  17. Hirose H, Takagi M, Hashiyada H, Miyagawa N, Yamada T, Tada S, Kugimiya T. Acute occlusion of an abdominal aortic aneurysm – case report and review of the literature. Angiology. 2000;51:515-23. 
  18. Davidović L, Marković M, Ilić N, Koncar I, Kostić D, Simić D, Tomić I. Repair of abdominal aortic aneurysm in the presence of the horseshoe kidney. Int Angiol. 2011;30:534-40. 
  19. Davidovic L, Markovic M, Kostic D, Zlatanovic P, Mutavdzic P, Cvetic V. Open repair of ruptured abdominal aortic aneurysms with associated horseshoe kidney. Int Angiol. 2018;37:471-8. 
  20. Chan YC, Qing KS, Ting AC, Cheng SW. Endovascular infrarenal aneurysm repair in patients with horseshoe kidney: case series and literature review. Vascular. 2011;19:126-31. 
  21. Mutavdzic P, Dragas M, Kukic B, Stevanovic K, Končar I, Ilić N, Tomic I, Sladojevic M, Davidovic L. An isolated aneurysm of the abdominal aorta in a patient with Marfan syndrome - a case report. Ann Vasc Surg. 2020;63:454.e1-454.e4. 
  22. Gagne-Loranger M, Voisine P, Dagenais F. Should Endovascular Therapy Be Considered for Patients With Connective Tissue Disorder? Can J Cardiol. 2016;32:1-3. 
  23. Davidovic LB, Palombo D, Trseka V, Sladojevic M, Koncar IB, Houdek K, Spinella G, Zlatanovic P, Pane B. Late open surgical conversion after endovascular abdominal aortic aneurysm repair: experience of three-high volume centers. J Cardiovasc Surg (Torino). 2020;61:183-90. 

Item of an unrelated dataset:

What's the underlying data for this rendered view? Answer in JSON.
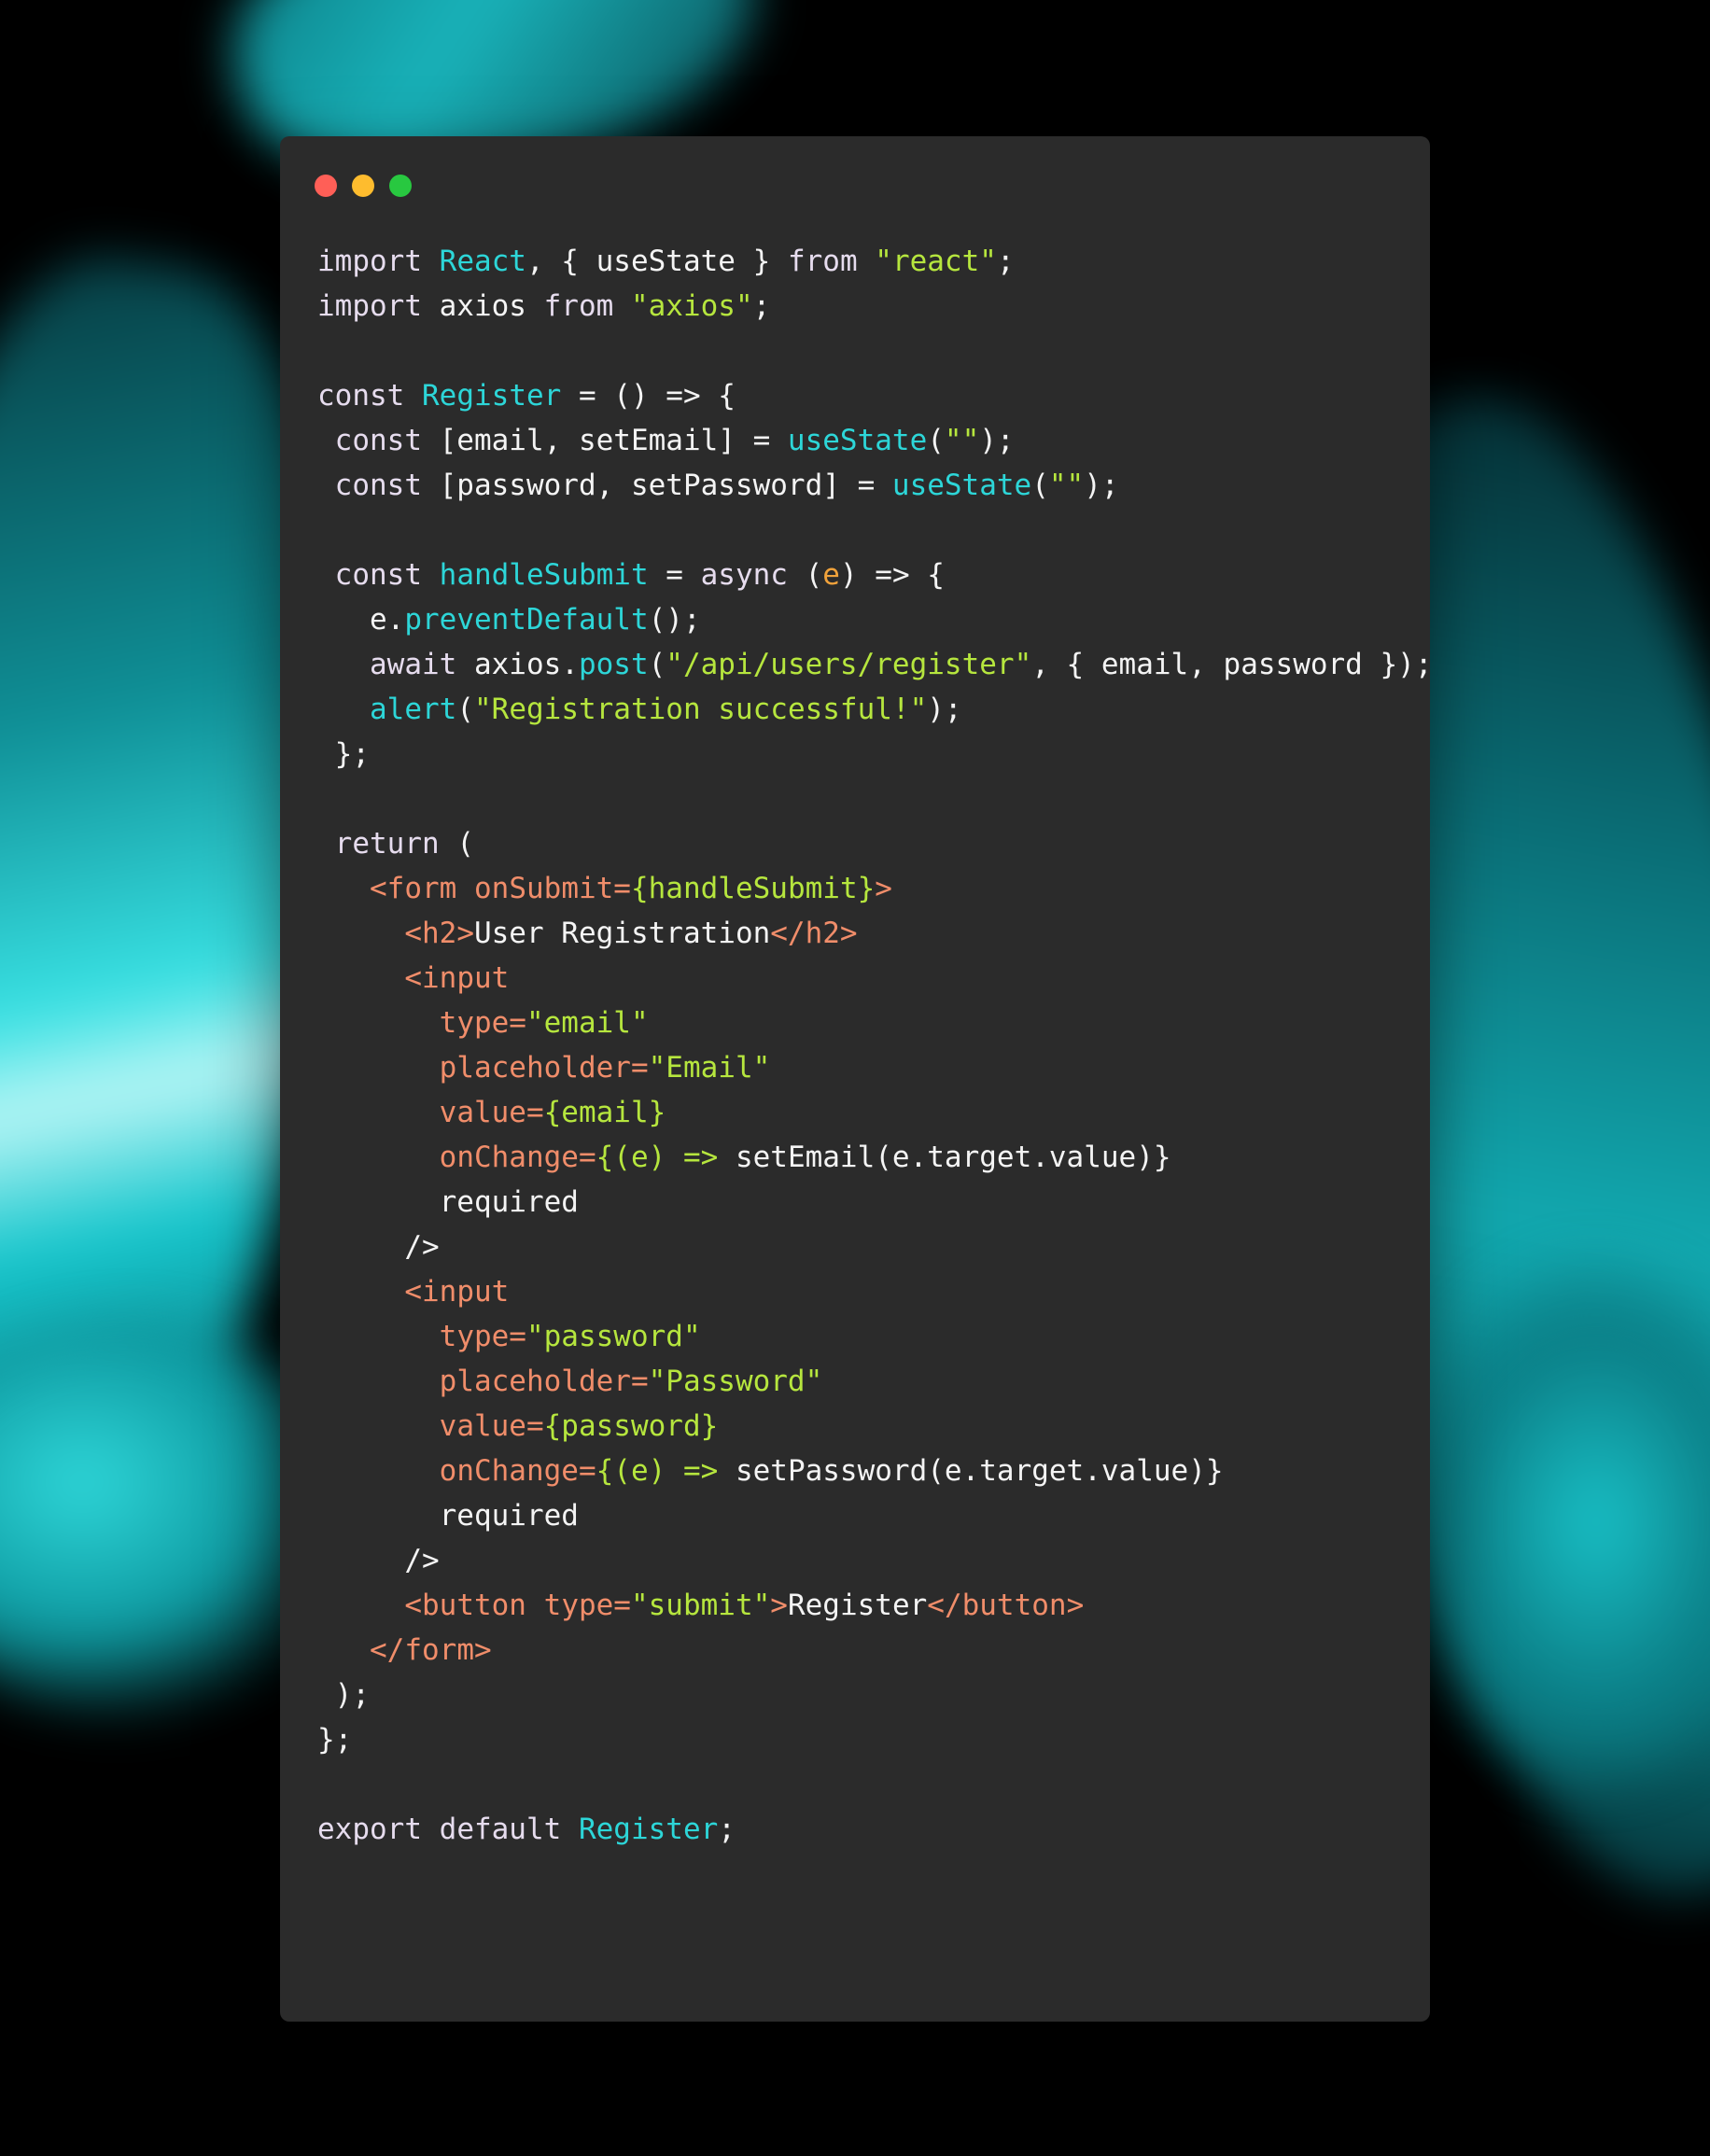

Notes to editor


Prof. Lazar B. Davidovic1,2, MD, PhD

  1. Faculty of Medicine, University of Belgrade, Belgrade, Serbia;
  2. Clinic of Vascular and Endovascular Surgery, Clinical Center of Serbia, Belgrade, Serbia


Address for correspondence:

Prof. Lazar B. Davidovic, Koste Todorovica 8, Belgrade, Serbia




The study presented is part of a scientific research project (No. 175008) supported by the Ministry of Education and Science of the Republic of Serbia.


Author disclosures:

The author has no conflicts of interest to declare.


The content of this article reflects the personal opinion of the author/s and is not necessarily the official position of the European Society of Cardiology.